We must first consider whether the out-of-court statement by appellant's alleged co-conspirator is admissible. The general rule is that before a co-conspirator's statement may go to the jury the government must establish by independent evidence the existence of a conspiracy and the accused's participation in it. United States v. Oliva, 497 F.2d 130, 132 (5th Cir. 1974). The government's independent evidence in this case is that on one occasion Peters used a car once registered to Zule to make a drug delivery and that on a second occasion Zule was in the general vicinity of a drug transaction and conversed briefly with the person making the sale. Whether we use the standard in effect at the time of this trial, See United States v. Oliva, 497 F.2d 130 (5th Cir. 1974) (prima facie), or the standard recently advanced, See United States v. James, 576 F.2d 1121 (5th Cir.), Motion for rehearing en banc granted (August 7, 1978) (preponderance of the evidence), we conclude that the government's independent evidence does not establish a sufficient foundation for the admission of the hearsay statement made by Peters.2 

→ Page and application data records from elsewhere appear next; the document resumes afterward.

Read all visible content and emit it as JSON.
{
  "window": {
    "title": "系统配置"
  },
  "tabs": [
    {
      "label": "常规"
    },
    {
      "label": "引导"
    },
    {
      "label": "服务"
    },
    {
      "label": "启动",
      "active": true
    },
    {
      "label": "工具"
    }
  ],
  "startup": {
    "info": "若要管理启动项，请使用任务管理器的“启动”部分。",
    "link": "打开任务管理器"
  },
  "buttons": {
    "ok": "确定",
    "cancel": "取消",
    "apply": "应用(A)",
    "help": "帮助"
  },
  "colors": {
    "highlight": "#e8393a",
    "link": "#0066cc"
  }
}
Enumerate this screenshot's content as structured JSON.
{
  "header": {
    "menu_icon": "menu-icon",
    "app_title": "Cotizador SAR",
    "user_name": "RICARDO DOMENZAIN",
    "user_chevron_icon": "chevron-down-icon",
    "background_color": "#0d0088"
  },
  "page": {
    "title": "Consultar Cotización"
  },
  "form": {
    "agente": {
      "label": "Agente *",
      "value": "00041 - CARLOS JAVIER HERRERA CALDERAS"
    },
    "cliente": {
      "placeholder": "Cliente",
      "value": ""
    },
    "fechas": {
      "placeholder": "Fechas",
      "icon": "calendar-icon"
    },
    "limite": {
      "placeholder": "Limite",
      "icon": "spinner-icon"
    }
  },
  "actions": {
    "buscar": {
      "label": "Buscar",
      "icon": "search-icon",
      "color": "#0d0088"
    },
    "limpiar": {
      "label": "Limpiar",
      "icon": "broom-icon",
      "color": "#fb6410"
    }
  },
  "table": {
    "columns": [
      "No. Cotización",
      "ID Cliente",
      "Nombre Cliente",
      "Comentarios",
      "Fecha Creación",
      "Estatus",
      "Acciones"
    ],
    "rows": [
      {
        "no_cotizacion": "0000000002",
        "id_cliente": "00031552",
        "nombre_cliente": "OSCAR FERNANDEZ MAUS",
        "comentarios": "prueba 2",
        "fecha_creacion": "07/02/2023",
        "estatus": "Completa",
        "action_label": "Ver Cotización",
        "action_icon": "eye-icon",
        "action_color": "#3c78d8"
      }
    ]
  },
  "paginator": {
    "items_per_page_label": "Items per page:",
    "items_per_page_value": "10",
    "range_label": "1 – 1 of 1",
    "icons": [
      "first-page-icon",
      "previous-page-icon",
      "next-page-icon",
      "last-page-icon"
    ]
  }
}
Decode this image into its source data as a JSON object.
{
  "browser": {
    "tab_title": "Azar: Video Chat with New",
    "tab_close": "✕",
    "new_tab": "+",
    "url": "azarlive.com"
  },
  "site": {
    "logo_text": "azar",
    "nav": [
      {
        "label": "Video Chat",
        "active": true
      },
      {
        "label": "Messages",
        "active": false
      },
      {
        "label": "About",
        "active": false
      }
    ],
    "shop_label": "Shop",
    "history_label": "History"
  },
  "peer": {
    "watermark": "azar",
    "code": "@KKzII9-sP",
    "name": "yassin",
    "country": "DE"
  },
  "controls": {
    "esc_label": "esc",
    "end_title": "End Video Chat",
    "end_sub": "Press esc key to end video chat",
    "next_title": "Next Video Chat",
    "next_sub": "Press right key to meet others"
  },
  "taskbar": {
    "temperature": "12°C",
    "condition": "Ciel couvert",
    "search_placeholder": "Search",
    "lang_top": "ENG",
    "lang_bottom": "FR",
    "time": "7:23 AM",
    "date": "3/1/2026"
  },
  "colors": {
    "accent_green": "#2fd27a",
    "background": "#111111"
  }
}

Having concluded that the hearsay statement is inadmissible, we must now decide whether the remaining three incidents are sufficient to support appellant's convictions. The conspiracy conviction must necessarily fall because we have already concluded that the government's evidence of conspiracy did not meet even the weaker standard necessary to support admission of a co-conspirator's statement.

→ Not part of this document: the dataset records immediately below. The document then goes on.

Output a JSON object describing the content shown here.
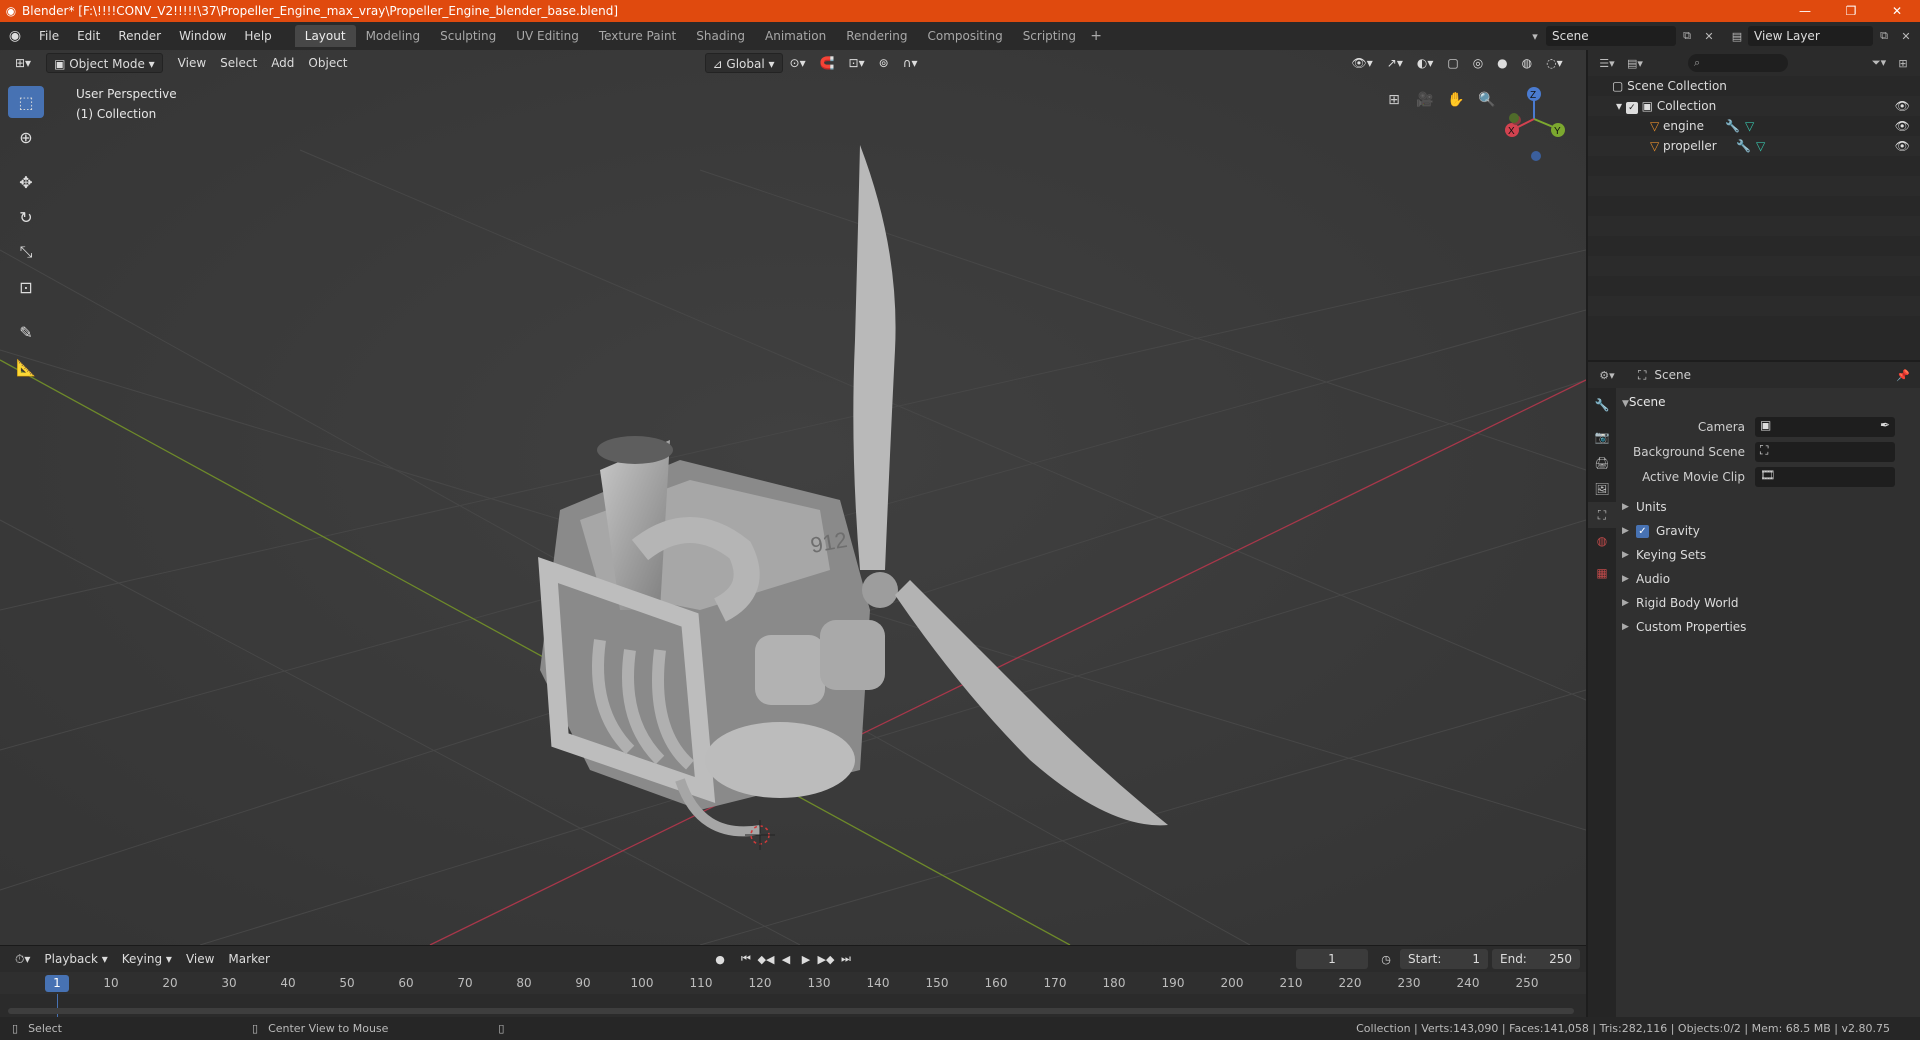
{
  "window": {
    "title": "Blender* [F:\\!!!!CONV_V2!!!!!\\37\\Propeller_Engine_max_vray\\Propeller_Engine_blender_base.blend]",
    "controls": [
      "—",
      "❐",
      "✕"
    ]
  },
  "menus": [
    "File",
    "Edit",
    "Render",
    "Window",
    "Help"
  ],
  "workspaces": [
    {
      "label": "Layout",
      "active": true
    },
    {
      "label": "Modeling"
    },
    {
      "label": "Sculpting"
    },
    {
      "label": "UV Editing"
    },
    {
      "label": "Texture Paint"
    },
    {
      "label": "Shading"
    },
    {
      "label": "Animation"
    },
    {
      "label": "Rendering"
    },
    {
      "label": "Compositing"
    },
    {
      "label": "Scripting"
    }
  ],
  "topbar": {
    "scene": "Scene",
    "view_layer": "View Layer"
  },
  "viewport": {
    "mode": "Object Mode",
    "menus": [
      "View",
      "Select",
      "Add",
      "Object"
    ],
    "orientation": "Global",
    "info_line1": "User Perspective",
    "info_line2": "(1) Collection",
    "engine_label": "912",
    "gizmo": {
      "z": "Z",
      "y": "Y",
      "x": "X"
    }
  },
  "outliner": {
    "root": "Scene Collection",
    "collection": "Collection",
    "objects": [
      "engine",
      "propeller"
    ]
  },
  "properties": {
    "header": "Scene",
    "panel": "Scene",
    "fields": [
      {
        "label": "Camera"
      },
      {
        "label": "Background Scene"
      },
      {
        "label": "Active Movie Clip"
      }
    ],
    "subpanels": [
      {
        "label": "Units",
        "check": false
      },
      {
        "label": "Gravity",
        "check": true
      },
      {
        "label": "Keying Sets",
        "check": false
      },
      {
        "label": "Audio",
        "check": false
      },
      {
        "label": "Rigid Body World",
        "check": false
      },
      {
        "label": "Custom Properties",
        "check": false
      }
    ]
  },
  "timeline": {
    "menus": [
      "Playback",
      "Keying",
      "View",
      "Marker"
    ],
    "current_frame": "1",
    "start_label": "Start:",
    "start": "1",
    "end_label": "End:",
    "end": "250",
    "ticks": [
      "10",
      "20",
      "30",
      "40",
      "50",
      "60",
      "70",
      "80",
      "90",
      "100",
      "110",
      "120",
      "130",
      "140",
      "150",
      "160",
      "170",
      "180",
      "190",
      "200",
      "210",
      "220",
      "230",
      "240",
      "250"
    ],
    "marker_label": "1"
  },
  "status": {
    "left": "Select",
    "middle": "Center View to Mouse",
    "right": "Collection | Verts:143,090 | Faces:141,058 | Tris:282,116 | Objects:0/2 | Mem: 68.5 MB | v2.80.75"
  }
}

We turn now to the substantive counts of possession with intent to distribute and distribution of methamphetamine. Although there is no evidence of actual possession, constructive possession is sufficient. United States v. Ferg, 504 F.2d 914 (5th Cir. 1974). Constructive possession may be shown by ownership, dominion, or control over the contraband itself or over the vehicle in which the contraband was concealed. United States v. Salinas-Salinas, 555 F.2d 470 (5th Cir. 1977). There is no evidence that Zule owned or had control over the sports car from which Peters removed the contraband or that Zule handled the contraband at any time. Neither is there any showing of the requisite intent to possess for distribution purposes. Because the government did not prove constructive possession and the requisite intent to distribute, appellant's conviction for possession with intent to distribute methamphetamine must fall. It necessarily follows that appellant's distribution conviction must also fall. As a matter of logic, a conviction for distribution cannot stand unless there is first possession with intent to distribute. United States v. Littrell, 574 F.2d 828 (5th Cir. 1978).

Accordingly, appellant's convictions on all three counts are REVERSED.

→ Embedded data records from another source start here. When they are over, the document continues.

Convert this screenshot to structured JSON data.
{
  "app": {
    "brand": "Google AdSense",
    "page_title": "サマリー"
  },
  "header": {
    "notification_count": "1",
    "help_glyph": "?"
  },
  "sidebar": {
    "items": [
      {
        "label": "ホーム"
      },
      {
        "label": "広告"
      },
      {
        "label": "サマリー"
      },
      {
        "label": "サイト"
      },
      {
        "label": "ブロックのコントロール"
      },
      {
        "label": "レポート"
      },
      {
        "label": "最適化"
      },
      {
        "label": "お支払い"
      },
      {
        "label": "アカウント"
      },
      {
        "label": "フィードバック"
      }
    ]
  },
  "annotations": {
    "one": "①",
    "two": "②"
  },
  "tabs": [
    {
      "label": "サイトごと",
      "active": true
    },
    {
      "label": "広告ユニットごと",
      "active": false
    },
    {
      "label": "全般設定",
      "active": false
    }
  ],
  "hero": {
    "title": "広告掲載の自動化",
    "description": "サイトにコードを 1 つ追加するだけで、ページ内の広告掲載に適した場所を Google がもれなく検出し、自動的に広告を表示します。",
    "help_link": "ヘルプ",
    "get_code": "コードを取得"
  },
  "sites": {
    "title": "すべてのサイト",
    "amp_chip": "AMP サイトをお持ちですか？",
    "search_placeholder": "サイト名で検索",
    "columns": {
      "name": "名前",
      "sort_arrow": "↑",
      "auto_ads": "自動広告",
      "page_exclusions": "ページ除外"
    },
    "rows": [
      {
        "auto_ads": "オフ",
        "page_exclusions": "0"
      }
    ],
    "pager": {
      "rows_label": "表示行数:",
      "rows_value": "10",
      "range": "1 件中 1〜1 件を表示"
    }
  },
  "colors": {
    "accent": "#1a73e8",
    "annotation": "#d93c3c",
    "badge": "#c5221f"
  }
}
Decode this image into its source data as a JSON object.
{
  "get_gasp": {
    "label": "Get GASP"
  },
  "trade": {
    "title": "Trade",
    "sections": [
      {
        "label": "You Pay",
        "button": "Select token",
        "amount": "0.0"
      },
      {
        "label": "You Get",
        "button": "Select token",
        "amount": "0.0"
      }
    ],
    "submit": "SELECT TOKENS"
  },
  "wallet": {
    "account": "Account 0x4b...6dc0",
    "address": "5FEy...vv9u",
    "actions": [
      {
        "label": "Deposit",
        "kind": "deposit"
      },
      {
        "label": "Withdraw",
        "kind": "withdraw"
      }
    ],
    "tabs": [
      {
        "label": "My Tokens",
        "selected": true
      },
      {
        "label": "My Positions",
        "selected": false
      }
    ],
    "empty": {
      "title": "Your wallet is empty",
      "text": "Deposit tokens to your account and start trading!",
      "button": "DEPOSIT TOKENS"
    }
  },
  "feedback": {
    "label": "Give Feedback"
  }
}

Peters pleaded guilty to a charge of conspiracy


The "slight-evidence" rule has no application in a two-person conspiracy. See United States v. Becker, 569 F.2d 951, 961 (5th Cir. 1978), for the prerequisites to application of the slight-evidence rule